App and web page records
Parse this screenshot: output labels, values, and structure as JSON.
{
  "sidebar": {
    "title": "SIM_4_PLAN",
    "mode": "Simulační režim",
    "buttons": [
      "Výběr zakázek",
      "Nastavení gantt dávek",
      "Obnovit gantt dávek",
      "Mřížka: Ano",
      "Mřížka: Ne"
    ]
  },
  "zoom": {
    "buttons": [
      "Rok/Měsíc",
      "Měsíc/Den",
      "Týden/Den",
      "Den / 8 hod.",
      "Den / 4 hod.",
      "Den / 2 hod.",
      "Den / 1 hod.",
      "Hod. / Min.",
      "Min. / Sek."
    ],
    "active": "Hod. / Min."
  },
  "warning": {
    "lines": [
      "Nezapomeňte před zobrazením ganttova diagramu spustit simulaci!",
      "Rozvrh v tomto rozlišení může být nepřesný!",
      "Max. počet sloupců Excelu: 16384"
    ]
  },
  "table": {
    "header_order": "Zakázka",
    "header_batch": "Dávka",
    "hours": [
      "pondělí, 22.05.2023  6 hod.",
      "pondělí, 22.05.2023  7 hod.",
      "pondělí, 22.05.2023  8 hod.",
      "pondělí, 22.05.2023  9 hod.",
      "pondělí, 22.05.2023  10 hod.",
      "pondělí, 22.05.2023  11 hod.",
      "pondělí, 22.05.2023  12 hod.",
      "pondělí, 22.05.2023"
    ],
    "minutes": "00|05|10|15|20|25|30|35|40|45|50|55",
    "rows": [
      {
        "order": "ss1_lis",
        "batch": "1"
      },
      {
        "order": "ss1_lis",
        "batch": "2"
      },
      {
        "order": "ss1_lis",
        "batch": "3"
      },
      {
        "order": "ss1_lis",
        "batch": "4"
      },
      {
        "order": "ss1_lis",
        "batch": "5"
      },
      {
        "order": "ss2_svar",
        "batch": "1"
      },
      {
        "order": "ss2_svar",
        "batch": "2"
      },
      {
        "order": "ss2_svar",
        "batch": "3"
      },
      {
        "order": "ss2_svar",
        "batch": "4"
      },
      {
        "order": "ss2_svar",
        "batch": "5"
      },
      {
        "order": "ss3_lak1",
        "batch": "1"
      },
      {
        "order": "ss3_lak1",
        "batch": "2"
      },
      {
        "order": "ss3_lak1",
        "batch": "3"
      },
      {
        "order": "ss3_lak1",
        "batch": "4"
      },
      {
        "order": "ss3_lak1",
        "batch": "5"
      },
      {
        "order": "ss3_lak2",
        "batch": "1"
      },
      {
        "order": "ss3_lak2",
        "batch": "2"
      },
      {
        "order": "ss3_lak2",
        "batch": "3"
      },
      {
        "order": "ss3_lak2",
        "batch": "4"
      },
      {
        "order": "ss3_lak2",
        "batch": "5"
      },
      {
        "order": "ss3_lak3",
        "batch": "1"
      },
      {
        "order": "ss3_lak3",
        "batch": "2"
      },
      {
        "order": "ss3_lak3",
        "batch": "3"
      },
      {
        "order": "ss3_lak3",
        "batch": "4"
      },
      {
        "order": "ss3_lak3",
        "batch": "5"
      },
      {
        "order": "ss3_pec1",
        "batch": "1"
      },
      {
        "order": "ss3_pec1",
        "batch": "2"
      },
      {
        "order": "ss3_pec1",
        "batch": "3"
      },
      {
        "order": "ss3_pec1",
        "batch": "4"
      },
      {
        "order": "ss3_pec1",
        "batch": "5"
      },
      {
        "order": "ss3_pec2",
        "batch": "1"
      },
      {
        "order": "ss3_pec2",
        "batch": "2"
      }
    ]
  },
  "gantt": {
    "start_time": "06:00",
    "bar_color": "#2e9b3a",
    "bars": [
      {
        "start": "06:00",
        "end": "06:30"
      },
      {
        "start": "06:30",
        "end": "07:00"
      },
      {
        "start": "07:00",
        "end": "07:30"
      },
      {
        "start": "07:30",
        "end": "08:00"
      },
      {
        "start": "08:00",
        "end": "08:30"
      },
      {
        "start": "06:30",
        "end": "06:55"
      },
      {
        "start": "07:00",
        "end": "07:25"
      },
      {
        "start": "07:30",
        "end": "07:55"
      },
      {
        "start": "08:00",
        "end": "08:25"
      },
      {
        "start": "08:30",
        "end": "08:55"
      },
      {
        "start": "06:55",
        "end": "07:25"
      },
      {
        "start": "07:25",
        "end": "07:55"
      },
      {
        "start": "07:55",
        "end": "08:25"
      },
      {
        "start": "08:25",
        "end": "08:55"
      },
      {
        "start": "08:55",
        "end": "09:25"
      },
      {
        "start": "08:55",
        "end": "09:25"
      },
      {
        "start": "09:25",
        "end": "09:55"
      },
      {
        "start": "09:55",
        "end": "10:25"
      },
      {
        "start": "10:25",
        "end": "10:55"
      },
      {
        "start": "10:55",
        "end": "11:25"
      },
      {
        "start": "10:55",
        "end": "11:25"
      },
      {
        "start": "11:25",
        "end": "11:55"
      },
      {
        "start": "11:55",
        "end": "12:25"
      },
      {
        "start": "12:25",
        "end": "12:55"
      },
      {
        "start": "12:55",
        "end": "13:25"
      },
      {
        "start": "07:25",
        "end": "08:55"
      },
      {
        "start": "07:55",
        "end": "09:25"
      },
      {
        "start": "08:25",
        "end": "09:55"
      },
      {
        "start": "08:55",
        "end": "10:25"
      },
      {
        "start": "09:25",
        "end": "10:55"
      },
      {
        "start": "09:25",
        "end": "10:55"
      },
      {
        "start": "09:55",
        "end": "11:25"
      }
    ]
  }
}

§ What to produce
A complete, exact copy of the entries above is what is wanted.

§ Response to this exercise
Parse this screenshot: output labels, values, and structure as JSON.
{
  "sidebar": {
    "title": "SIM_4_PLAN",
    "mode": "Simulační režim",
    "buttons": [
      "Výběr zakázek",
      "Nastavení gantt dávek",
      "Obnovit gantt dávek",
      "Mřížka: Ano",
      "Mřížka: Ne"
    ]
  },
  "zoom": {
    "buttons": [
      "Rok/Měsíc",
      "Měsíc/Den",
      "Týden/Den",
      "Den / 8 hod.",
      "Den / 4 hod.",
      "Den / 2 hod.",
      "Den / 1 hod.",
      "Hod. / Min.",
      "Min. / Sek."
    ],
    "active": "Hod. / Min."
  },
  "warning": {
    "lines": [
      "Nezapomeňte před zobrazením ganttova diagramu spustit simulaci!",
      "Rozvrh v tomto rozlišení může být nepřesný!",
      "Max. počet sloupců Excelu: 16384"
    ]
  },
  "table": {
    "header_order": "Zakázka",
    "header_batch": "Dávka",
    "hours": [
      "pondělí, 22.05.2023  6 hod.",
      "pondělí, 22.05.2023  7 hod.",
      "pondělí, 22.05.2023  8 hod.",
      "pondělí, 22.05.2023  9 hod.",
      "pondělí, 22.05.2023  10 hod.",
      "pondělí, 22.05.2023  11 hod.",
      "pondělí, 22.05.2023  12 hod.",
      "pondělí, 22.05.2023"
    ],
    "minutes": "00|05|10|15|20|25|30|35|40|45|50|55",
    "rows": [
      {
        "order": "ss1_lis",
        "batch": "1"
      },
      {
        "order": "ss1_lis",
        "batch": "2"
      },
      {
        "order": "ss1_lis",
        "batch": "3"
      },
      {
        "order": "ss1_lis",
        "batch": "4"
      },
      {
        "order": "ss1_lis",
        "batch": "5"
      },
      {
        "order": "ss2_svar",
        "batch": "1"
      },
      {
        "order": "ss2_svar",
        "batch": "2"
      },
      {
        "order": "ss2_svar",
        "batch": "3"
      },
      {
        "order": "ss2_svar",
        "batch": "4"
      },
      {
        "order": "ss2_svar",
        "batch": "5"
      },
      {
        "order": "ss3_lak1",
        "batch": "1"
      },
      {
        "order": "ss3_lak1",
        "batch": "2"
      },
      {
        "order": "ss3_lak1",
        "batch": "3"
      },
      {
        "order": "ss3_lak1",
        "batch": "4"
      },
      {
        "order": "ss3_lak1",
        "batch": "5"
      },
      {
        "order": "ss3_lak2",
        "batch": "1"
      },
      {
        "order": "ss3_lak2",
        "batch": "2"
      },
      {
        "order": "ss3_lak2",
        "batch": "3"
      },
      {
        "order": "ss3_lak2",
        "batch": "4"
      },
      {
        "order": "ss3_lak2",
        "batch": "5"
      },
      {
        "order": "ss3_lak3",
        "batch": "1"
      },
      {
        "order": "ss3_lak3",
        "batch": "2"
      },
      {
        "order": "ss3_lak3",
        "batch": "3"
      },
      {
        "order": "ss3_lak3",
        "batch": "4"
      },
      {
        "order": "ss3_lak3",
        "batch": "5"
      },
      {
        "order": "ss3_pec1",
        "batch": "1"
      },
      {
        "order": "ss3_pec1",
        "batch": "2"
      },
      {
        "order": "ss3_pec1",
        "batch": "3"
      },
      {
        "order": "ss3_pec1",
        "batch": "4"
      },
      {
        "order": "ss3_pec1",
        "batch": "5"
      },
      {
        "order": "ss3_pec2",
        "batch": "1"
      },
      {
        "order": "ss3_pec2",
        "batch": "2"
      }
    ]
  },
  "gantt": {
    "start_time": "06:00",
    "bar_color": "#2e9b3a",
    "bars": [
      {
        "start": "06:00",
        "end": "06:30"
      },
      {
        "start": "06:30",
        "end": "07:00"
      },
      {
        "start": "07:00",
        "end": "07:30"
      },
      {
        "start": "07:30",
        "end": "08:00"
      },
      {
        "start": "08:00",
        "end": "08:30"
      },
      {
        "start": "06:30",
        "end": "06:55"
      },
      {
        "start": "07:00",
        "end": "07:25"
      },
      {
        "start": "07:30",
        "end": "07:55"
      },
      {
        "start": "08:00",
        "end": "08:25"
      },
      {
        "start": "08:30",
        "end": "08:55"
      },
      {
        "start": "06:55",
        "end": "07:25"
      },
      {
        "start": "07:25",
        "end": "07:55"
      },
      {
        "start": "07:55",
        "end": "08:25"
      },
      {
        "start": "08:25",
        "end": "08:55"
      },
      {
        "start": "08:55",
        "end": "09:25"
      },
      {
        "start": "08:55",
        "end": "09:25"
      },
      {
        "start": "09:25",
        "end": "09:55"
      },
      {
        "start": "09:55",
        "end": "10:25"
      },
      {
        "start": "10:25",
        "end": "10:55"
      },
      {
        "start": "10:55",
        "end": "11:25"
      },
      {
        "start": "10:55",
        "end": "11:25"
      },
      {
        "start": "11:25",
        "end": "11:55"
      },
      {
        "start": "11:55",
        "end": "12:25"
      },
      {
        "start": "12:25",
        "end": "12:55"
      },
      {
        "start": "12:55",
        "end": "13:25"
      },
      {
        "start": "07:25",
        "end": "08:55"
      },
      {
        "start": "07:55",
        "end": "09:25"
      },
      {
        "start": "08:25",
        "end": "09:55"
      },
      {
        "start": "08:55",
        "end": "10:25"
      },
      {
        "start": "09:25",
        "end": "10:55"
      },
      {
        "start": "09:25",
        "end": "10:55"
      },
      {
        "start": "09:55",
        "end": "11:25"
      }
    ]
  }
}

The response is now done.